Green Strides Design

Take Advantage of the Ongoing Green Strides Webinar Series 

The Green Strides Webinar Series has promoted over 3,500 sessions that provide free tools to reduce schools’ environmental impact and costs, improve health and wellness, and teach effective environmental education. Consult the webinar calendar, and submit suggestions for listing additional free, publicly-available webinars related to school, district, and postsecondary sustainability to ed.green.ribbon.schools@ed.gov. (Note: All times listed are ET.)

Feb. 7, 1–2:15 p.m. Portfolio Manager 101 (EPA)

Feb. 9, 1–2:15 p.m. Portfolio Manager 201 (EPA)

Feb. 14, 1–2:15 p.m. Portfolio Manager 301 (EPA)

Feb. 15, 12–1 p.m. Portfolio Manager – Ask the Expert (EPA)

Feb. 16, 2–3 p.m. Academic Collaborations for Sustainable Operations (AASHE)


Green Schools Conference 2023

Attend the Green Schools Conference

The Green Schools Conference will be held Feb. 27-March 1, 2023, at the Sheraton New Orleans. This event brings together all the players involved in making green schools a reality: people who lead, operate, build, and teach in schools. Designed to educate, connect, and inspire, attendees of the three-day, in-person conference will explore interdisciplinary content during general sessions, while also having dedicated time with peers to work through specific challenges, share best practices, and generate momentum to further green school actions across the country. The 2023 program will address topics including environmental impact, health and well-being, sustainability literacy, equity, and whole school sustainability. The conference will also be an opportunity to connect with representatives of ED-GRS!

Greenbuild 2023 Save the Date

Save the Date: Greenbuild International Conference and Expo

Save the date for Greenbuild 2023, to be held at the Washington, D.C. Convention Center Sept. 26-29. Greenbuild is the world's largest conference and expo dedicated to green building, bringing together industry leaders, experts and frontline professionals dedicated to sustainable building.
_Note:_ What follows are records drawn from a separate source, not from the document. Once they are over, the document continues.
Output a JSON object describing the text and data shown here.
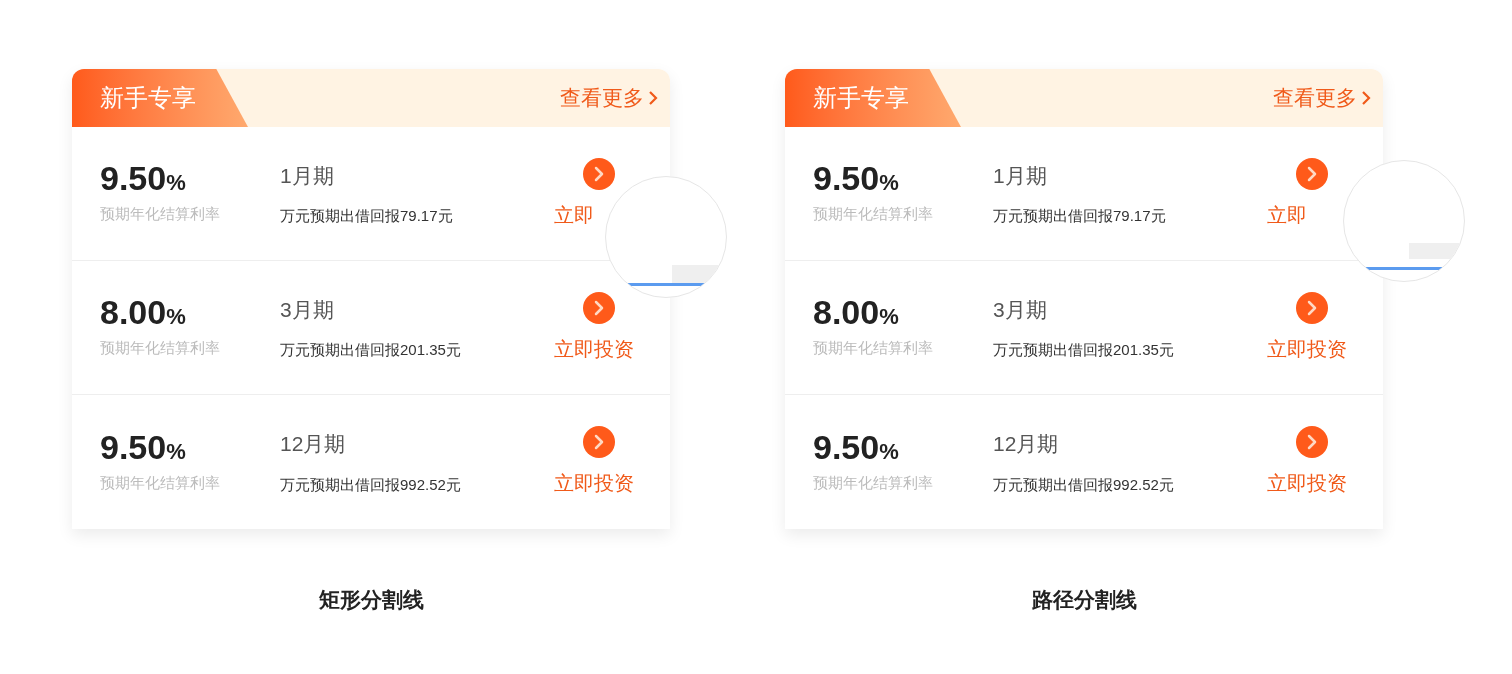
{
  "cards": [
    {
      "header": {
        "title": "新手专享",
        "more": "查看更多"
      },
      "rows": [
        {
          "rate": "9.50",
          "percent": "%",
          "rate_label": "预期年化结算利率",
          "term": "1月期",
          "return_text": "万元预期出借回报79.17元",
          "action": "立即"
        },
        {
          "rate": "8.00",
          "percent": "%",
          "rate_label": "预期年化结算利率",
          "term": "3月期",
          "return_text": "万元预期出借回报201.35元",
          "action": "立即投资"
        },
        {
          "rate": "9.50",
          "percent": "%",
          "rate_label": "预期年化结算利率",
          "term": "12月期",
          "return_text": "万元预期出借回报992.52元",
          "action": "立即投资"
        }
      ],
      "caption": "矩形分割线"
    },
    {
      "header": {
        "title": "新手专享",
        "more": "查看更多"
      },
      "rows": [
        {
          "rate": "9.50",
          "percent": "%",
          "rate_label": "预期年化结算利率",
          "term": "1月期",
          "return_text": "万元预期出借回报79.17元",
          "action": "立即"
        },
        {
          "rate": "8.00",
          "percent": "%",
          "rate_label": "预期年化结算利率",
          "term": "3月期",
          "return_text": "万元预期出借回报201.35元",
          "action": "立即投资"
        },
        {
          "rate": "9.50",
          "percent": "%",
          "rate_label": "预期年化结算利率",
          "term": "12月期",
          "return_text": "万元预期出借回报992.52元",
          "action": "立即投资"
        }
      ],
      "caption": "路径分割线"
    }
  ]
}
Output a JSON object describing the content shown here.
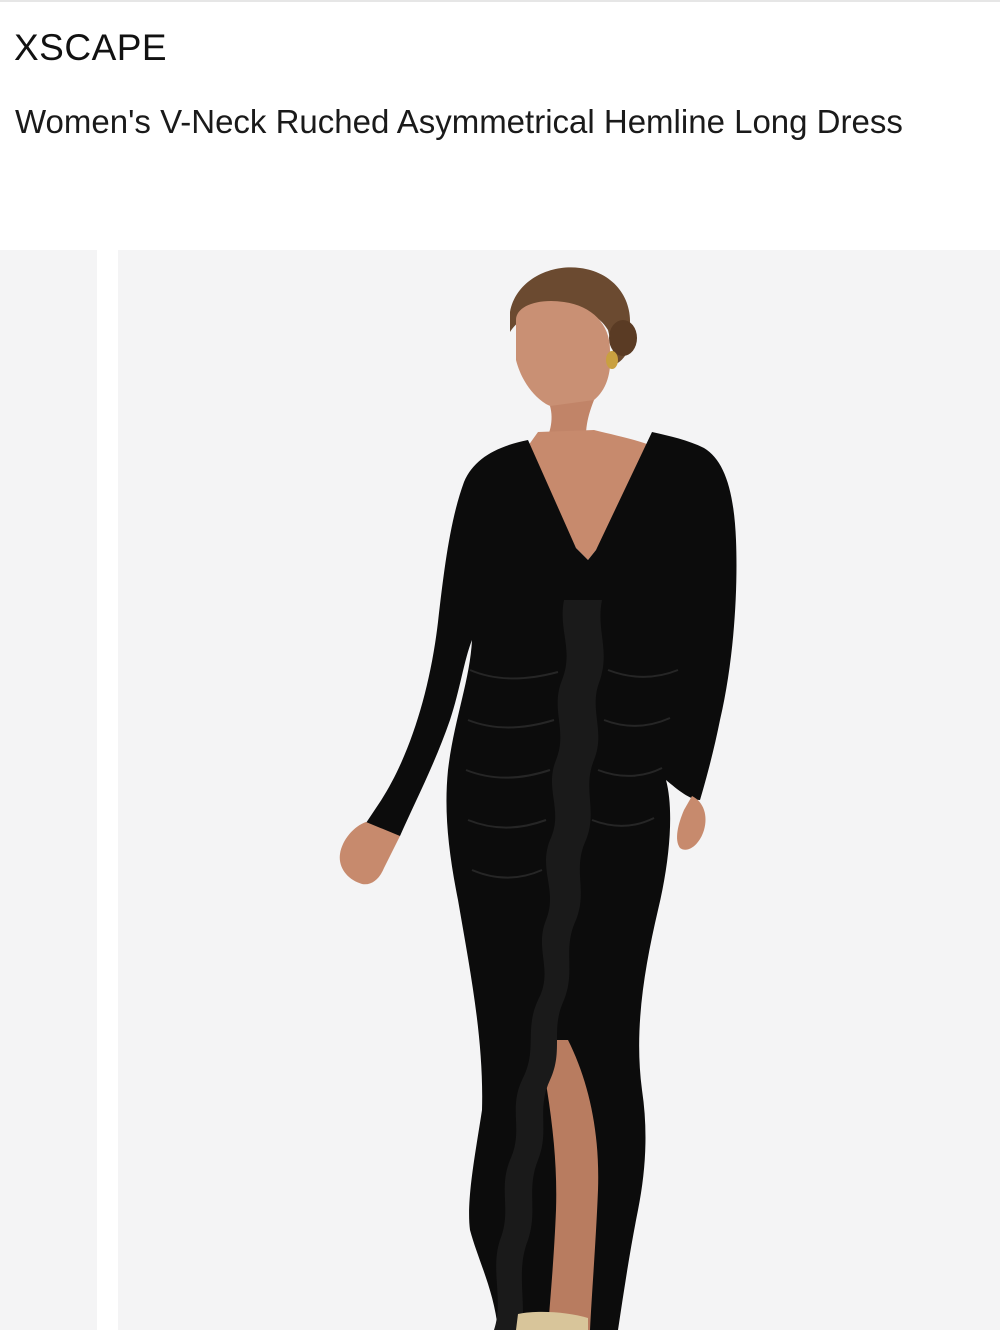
{
  "product": {
    "brand": "XSCAPE",
    "title": "Women's V-Neck Ruched Asymmetrical Hemline Long Dress"
  },
  "gallery": {
    "background_color": "#f4f4f5",
    "dress_color": "#0c0c0c"
  }
}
It will feature an education track.

Mesa Elementary Snowshoe

At Mesa Elementary School, a 2014 U.S. Department of Education Green Ribbon School in the Montezuma-Cortez School District of Colorado, students routinely visit Crow Canyon and Mesa Verde recreation areas to hike, explore, and extend their classroom lessons of anthropology, archeology, and conservation.